Assignment »
Go through the entries below and print each one exactly, leaving out pictures.

"""

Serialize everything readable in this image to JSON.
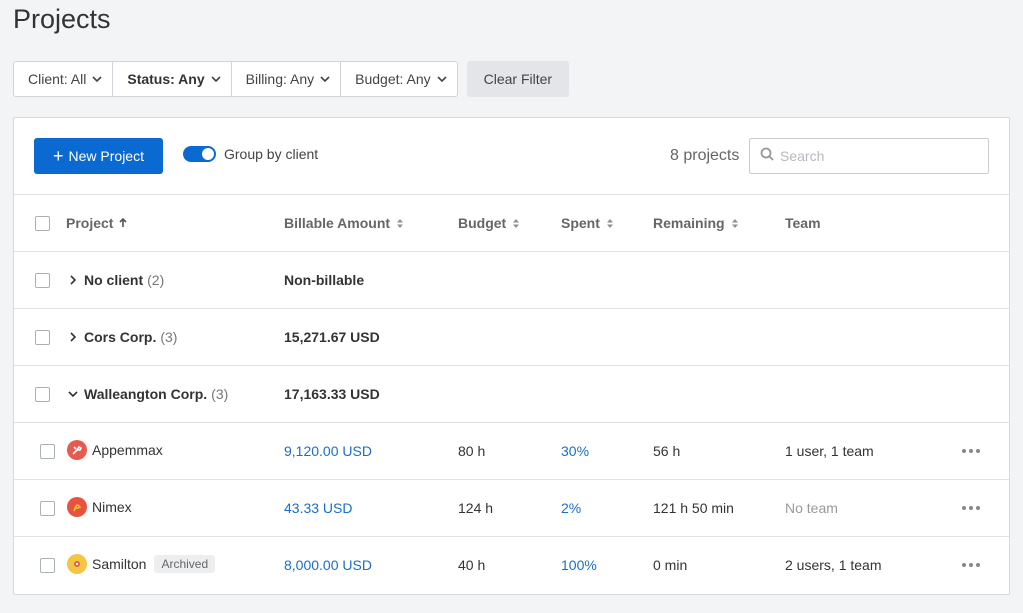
{
  "page": {
    "title": "Projects"
  },
  "filters": {
    "client": "Client: All",
    "status": "Status: Any",
    "billing": "Billing: Any",
    "budget": "Budget: Any",
    "clear": "Clear Filter"
  },
  "toolbar": {
    "new_project": "New Project",
    "group_by_client": "Group by client",
    "group_by_client_on": true,
    "count": "8 projects",
    "search_placeholder": "Search"
  },
  "columns": {
    "project": "Project",
    "billable": "Billable Amount",
    "budget": "Budget",
    "spent": "Spent",
    "remaining": "Remaining",
    "team": "Team"
  },
  "groups": [
    {
      "name": "No client",
      "count": "(2)",
      "amount": "Non-billable",
      "expanded": false
    },
    {
      "name": "Cors Corp.",
      "count": "(3)",
      "amount": "15,271.67 USD",
      "expanded": false
    },
    {
      "name": "Walleangton Corp.",
      "count": "(3)",
      "amount": "17,163.33 USD",
      "expanded": true
    }
  ],
  "projects": [
    {
      "name": "Appemmax",
      "icon": "appemmax-avatar-icon",
      "icon_color": "#e65a4f",
      "billable": "9,120.00 USD",
      "budget": "80 h",
      "spent": "30%",
      "remaining": "56 h",
      "team": "1 user, 1 team",
      "badge": ""
    },
    {
      "name": "Nimex",
      "icon": "nimex-avatar-icon",
      "icon_color": "#e8533f",
      "billable": "43.33 USD",
      "budget": "124 h",
      "spent": "2%",
      "remaining": "121 h 50 min",
      "team": "No team",
      "badge": ""
    },
    {
      "name": "Samilton",
      "icon": "samilton-avatar-icon",
      "icon_color": "#f4c542",
      "billable": "8,000.00 USD",
      "budget": "40 h",
      "spent": "100%",
      "remaining": "0 min",
      "team": "2 users, 1 team",
      "badge": "Archived"
    }
  ],
  "colors": {
    "primary": "#0a6ad1",
    "link": "#1a6fc4"
  }
}
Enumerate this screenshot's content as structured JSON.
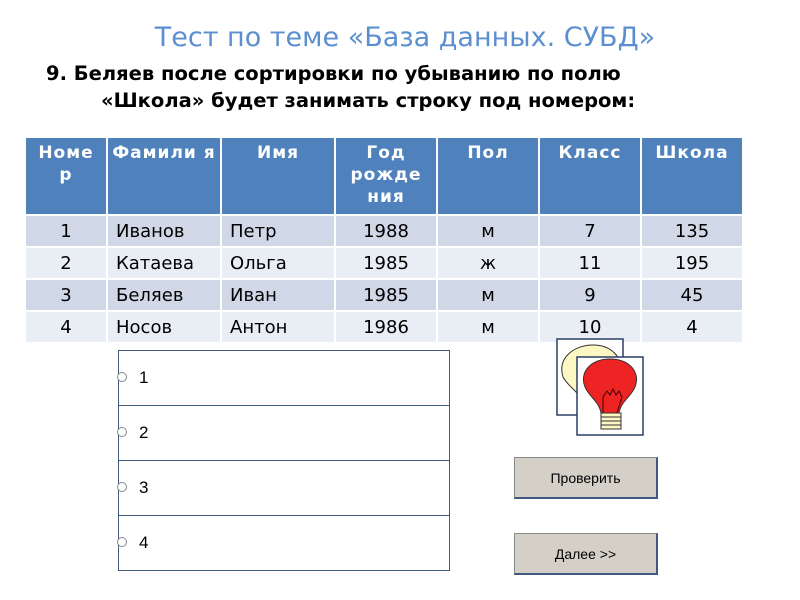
{
  "title": "Тест по теме «База данных. СУБД»",
  "question": {
    "line1": "9. Беляев после сортировки по убыванию по полю",
    "line2": "«Школа» будет занимать строку под номером:"
  },
  "table": {
    "headers": [
      "Номе р",
      "Фамили я",
      "Имя",
      "Год рожде ния",
      "Пол",
      "Класс",
      "Школа"
    ],
    "rows": [
      [
        "1",
        "Иванов",
        "Петр",
        "1988",
        "м",
        "7",
        "135"
      ],
      [
        "2",
        "Катаева",
        "Ольга",
        "1985",
        "ж",
        "11",
        "195"
      ],
      [
        "3",
        "Беляев",
        "Иван",
        "1985",
        "м",
        "9",
        "45"
      ],
      [
        "4",
        "Носов",
        "Антон",
        "1986",
        "м",
        "10",
        "4"
      ]
    ]
  },
  "answers": [
    "1",
    "2",
    "3",
    "4"
  ],
  "buttons": {
    "check": "Проверить",
    "next": "Далее >>"
  },
  "icons": {
    "hint": "lightbulb-icon"
  },
  "colors": {
    "title": "#5b8fd0",
    "header_bg": "#4f81bd",
    "row_odd": "#d0d8e8",
    "row_even": "#e9edf4",
    "button_bg": "#d4d0c8"
  }
}
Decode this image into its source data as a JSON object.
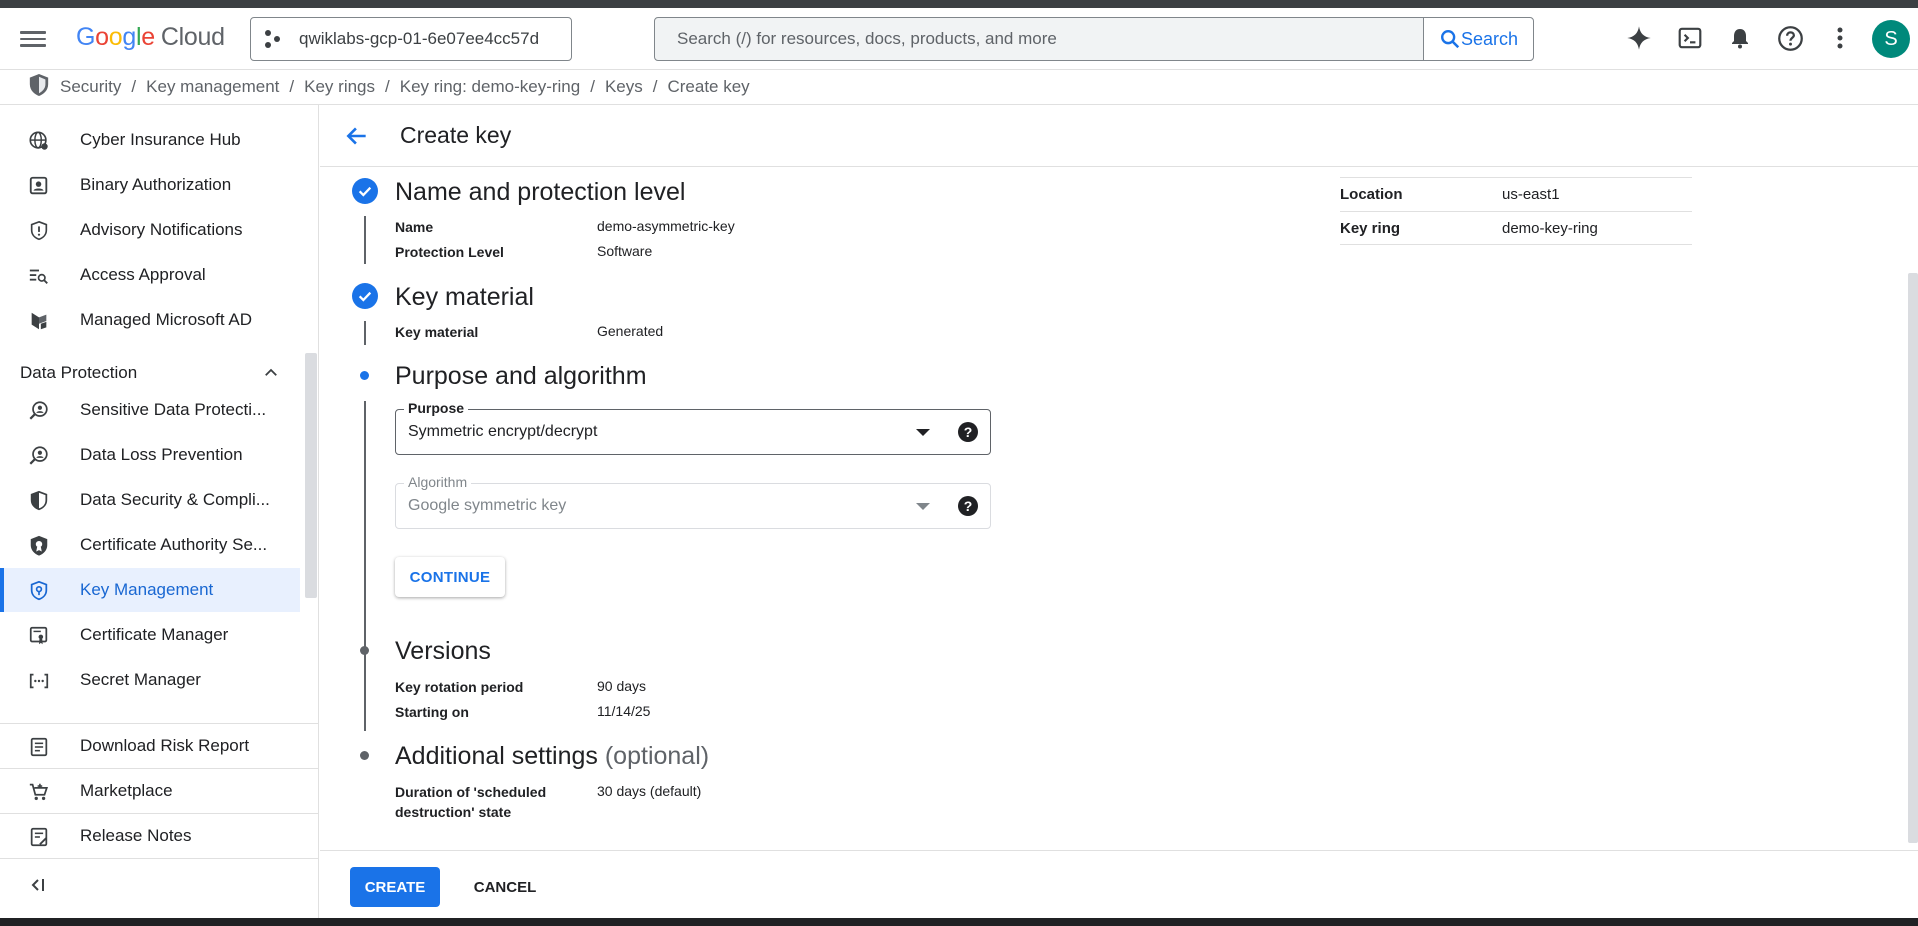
{
  "header": {
    "logo_google": "Google",
    "logo_cloud": "Cloud",
    "project": "qwiklabs-gcp-01-6e07ee4cc57d",
    "search_placeholder": "Search (/) for resources, docs, products, and more",
    "search_button": "Search",
    "avatar_letter": "S"
  },
  "breadcrumb": [
    "Security",
    "Key management",
    "Key rings",
    "Key ring: demo-key-ring",
    "Keys",
    "Create key"
  ],
  "sidebar": {
    "items_top": [
      {
        "label": "Cyber Insurance Hub",
        "icon": "globe-icon"
      },
      {
        "label": "Binary Authorization",
        "icon": "badge-icon"
      },
      {
        "label": "Advisory Notifications",
        "icon": "shield-alert-icon"
      },
      {
        "label": "Access Approval",
        "icon": "list-search-icon"
      },
      {
        "label": "Managed Microsoft AD",
        "icon": "directory-icon"
      }
    ],
    "section_title": "Data Protection",
    "items_section": [
      {
        "label": "Sensitive Data Protecti...",
        "icon": "magnify-person-icon"
      },
      {
        "label": "Data Loss Prevention",
        "icon": "magnify-person-icon"
      },
      {
        "label": "Data Security & Compli...",
        "icon": "shield-half-icon"
      },
      {
        "label": "Certificate Authority Se...",
        "icon": "shield-cert-icon"
      },
      {
        "label": "Key Management",
        "icon": "key-shield-icon",
        "active": true
      },
      {
        "label": "Certificate Manager",
        "icon": "certificate-icon"
      },
      {
        "label": "Secret Manager",
        "icon": "secret-icon"
      }
    ],
    "footer_items": [
      {
        "label": "Download Risk Report",
        "icon": "report-icon"
      },
      {
        "label": "Marketplace",
        "icon": "cart-icon"
      },
      {
        "label": "Release Notes",
        "icon": "notes-icon"
      }
    ],
    "collapse_label": "<|"
  },
  "page": {
    "title": "Create key",
    "steps": {
      "step1_title": "Name and protection level",
      "name_label": "Name",
      "name_value": "demo-asymmetric-key",
      "protection_label": "Protection Level",
      "protection_value": "Software",
      "step2_title": "Key material",
      "material_label": "Key material",
      "material_value": "Generated",
      "step3_title": "Purpose and algorithm",
      "purpose_label": "Purpose",
      "purpose_value": "Symmetric encrypt/decrypt",
      "algorithm_label": "Algorithm",
      "algorithm_value": "Google symmetric key",
      "continue_label": "CONTINUE",
      "step4_title": "Versions",
      "rotation_label": "Key rotation period",
      "rotation_value": "90 days",
      "starting_label": "Starting on",
      "starting_value": "11/14/25",
      "step5_title": "Additional settings",
      "step5_optional": "(optional)",
      "duration_label_1": "Duration of 'scheduled",
      "duration_label_2": "destruction' state",
      "duration_value": "30 days (default)"
    },
    "summary": [
      {
        "key": "Location",
        "value": "us-east1"
      },
      {
        "key": "Key ring",
        "value": "demo-key-ring"
      }
    ],
    "create_label": "CREATE",
    "cancel_label": "CANCEL"
  },
  "colors": {
    "accent": "#1a73e8",
    "active_bg": "#e8f0fe",
    "avatar": "#00897b"
  }
}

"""

Problem solution »
Serialize everything readable in this image to JSON.
{
  "page": {
    "title": "Projects"
  },
  "filters": {
    "client": "Client: All",
    "status": "Status: Any",
    "billing": "Billing: Any",
    "budget": "Budget: Any",
    "clear": "Clear Filter"
  },
  "toolbar": {
    "new_project": "New Project",
    "group_by_client": "Group by client",
    "group_by_client_on": true,
    "count": "8 projects",
    "search_placeholder": "Search"
  },
  "columns": {
    "project": "Project",
    "billable": "Billable Amount",
    "budget": "Budget",
    "spent": "Spent",
    "remaining": "Remaining",
    "team": "Team"
  },
  "groups": [
    {
      "name": "No client",
      "count": "(2)",
      "amount": "Non-billable",
      "expanded": false
    },
    {
      "name": "Cors Corp.",
      "count": "(3)",
      "amount": "15,271.67 USD",
      "expanded": false
    },
    {
      "name": "Walleangton Corp.",
      "count": "(3)",
      "amount": "17,163.33 USD",
      "expanded": true
    }
  ],
  "projects": [
    {
      "name": "Appemmax",
      "icon": "appemmax-avatar-icon",
      "icon_color": "#e65a4f",
      "billable": "9,120.00 USD",
      "budget": "80 h",
      "spent": "30%",
      "remaining": "56 h",
      "team": "1 user, 1 team",
      "badge": ""
    },
    {
      "name": "Nimex",
      "icon": "nimex-avatar-icon",
      "icon_color": "#e8533f",
      "billable": "43.33 USD",
      "budget": "124 h",
      "spent": "2%",
      "remaining": "121 h 50 min",
      "team": "No team",
      "badge": ""
    },
    {
      "name": "Samilton",
      "icon": "samilton-avatar-icon",
      "icon_color": "#f4c542",
      "billable": "8,000.00 USD",
      "budget": "40 h",
      "spent": "100%",
      "remaining": "0 min",
      "team": "2 users, 1 team",
      "badge": "Archived"
    }
  ],
  "colors": {
    "primary": "#0a6ad1",
    "link": "#1a6fc4"
  }
}
Enumerate this screenshot's content as structured JSON.
{
  "title": "Тест по теме «База данных. СУБД»",
  "question": {
    "line1": "9. Беляев после сортировки по убыванию по полю",
    "line2": "«Школа» будет занимать строку под номером:"
  },
  "table": {
    "headers": [
      "Номе р",
      "Фамили я",
      "Имя",
      "Год рожде ния",
      "Пол",
      "Класс",
      "Школа"
    ],
    "rows": [
      [
        "1",
        "Иванов",
        "Петр",
        "1988",
        "м",
        "7",
        "135"
      ],
      [
        "2",
        "Катаева",
        "Ольга",
        "1985",
        "ж",
        "11",
        "195"
      ],
      [
        "3",
        "Беляев",
        "Иван",
        "1985",
        "м",
        "9",
        "45"
      ],
      [
        "4",
        "Носов",
        "Антон",
        "1986",
        "м",
        "10",
        "4"
      ]
    ]
  },
  "answers": [
    "1",
    "2",
    "3",
    "4"
  ],
  "buttons": {
    "check": "Проверить",
    "next": "Далее >>"
  },
  "icons": {
    "hint": "lightbulb-icon"
  },
  "colors": {
    "title": "#5b8fd0",
    "header_bg": "#4f81bd",
    "row_odd": "#d0d8e8",
    "row_even": "#e9edf4",
    "button_bg": "#d4d0c8"
  }
}
Decode this image into its source data as a JSON object.
{
  "header": {
    "logo_google": "Google",
    "logo_cloud": "Cloud",
    "project": "qwiklabs-gcp-01-6e07ee4cc57d",
    "search_placeholder": "Search (/) for resources, docs, products, and more",
    "search_button": "Search",
    "avatar_letter": "S"
  },
  "breadcrumb": [
    "Security",
    "Key management",
    "Key rings",
    "Key ring: demo-key-ring",
    "Keys",
    "Create key"
  ],
  "sidebar": {
    "items_top": [
      {
        "label": "Cyber Insurance Hub",
        "icon": "globe-icon"
      },
      {
        "label": "Binary Authorization",
        "icon": "badge-icon"
      },
      {
        "label": "Advisory Notifications",
        "icon": "shield-alert-icon"
      },
      {
        "label": "Access Approval",
        "icon": "list-search-icon"
      },
      {
        "label": "Managed Microsoft AD",
        "icon": "directory-icon"
      }
    ],
    "section_title": "Data Protection",
    "items_section": [
      {
        "label": "Sensitive Data Protecti...",
        "icon": "magnify-person-icon"
      },
      {
        "label": "Data Loss Prevention",
        "icon": "magnify-person-icon"
      },
      {
        "label": "Data Security & Compli...",
        "icon": "shield-half-icon"
      },
      {
        "label": "Certificate Authority Se...",
        "icon": "shield-cert-icon"
      },
      {
        "label": "Key Management",
        "icon": "key-shield-icon",
        "active": true
      },
      {
        "label": "Certificate Manager",
        "icon": "certificate-icon"
      },
      {
        "label": "Secret Manager",
        "icon": "secret-icon"
      }
    ],
    "footer_items": [
      {
        "label": "Download Risk Report",
        "icon": "report-icon"
      },
      {
        "label": "Marketplace",
        "icon": "cart-icon"
      },
      {
        "label": "Release Notes",
        "icon": "notes-icon"
      }
    ],
    "collapse_label": "<|"
  },
  "page": {
    "title": "Create key",
    "steps": {
      "step1_title": "Name and protection level",
      "name_label": "Name",
      "name_value": "demo-asymmetric-key",
      "protection_label": "Protection Level",
      "protection_value": "Software",
      "step2_title": "Key material",
      "material_label": "Key material",
      "material_value": "Generated",
      "step3_title": "Purpose and algorithm",
      "purpose_label": "Purpose",
      "purpose_value": "Symmetric encrypt/decrypt",
      "algorithm_label": "Algorithm",
      "algorithm_value": "Google symmetric key",
      "continue_label": "CONTINUE",
      "step4_title": "Versions",
      "rotation_label": "Key rotation period",
      "rotation_value": "90 days",
      "starting_label": "Starting on",
      "starting_value": "11/14/25",
      "step5_title": "Additional settings",
      "step5_optional": "(optional)",
      "duration_label_1": "Duration of 'scheduled",
      "duration_label_2": "destruction' state",
      "duration_value": "30 days (default)"
    },
    "summary": [
      {
        "key": "Location",
        "value": "us-east1"
      },
      {
        "key": "Key ring",
        "value": "demo-key-ring"
      }
    ],
    "create_label": "CREATE",
    "cancel_label": "CANCEL"
  },
  "colors": {
    "accent": "#1a73e8",
    "active_bg": "#e8f0fe",
    "avatar": "#00897b"
  }
}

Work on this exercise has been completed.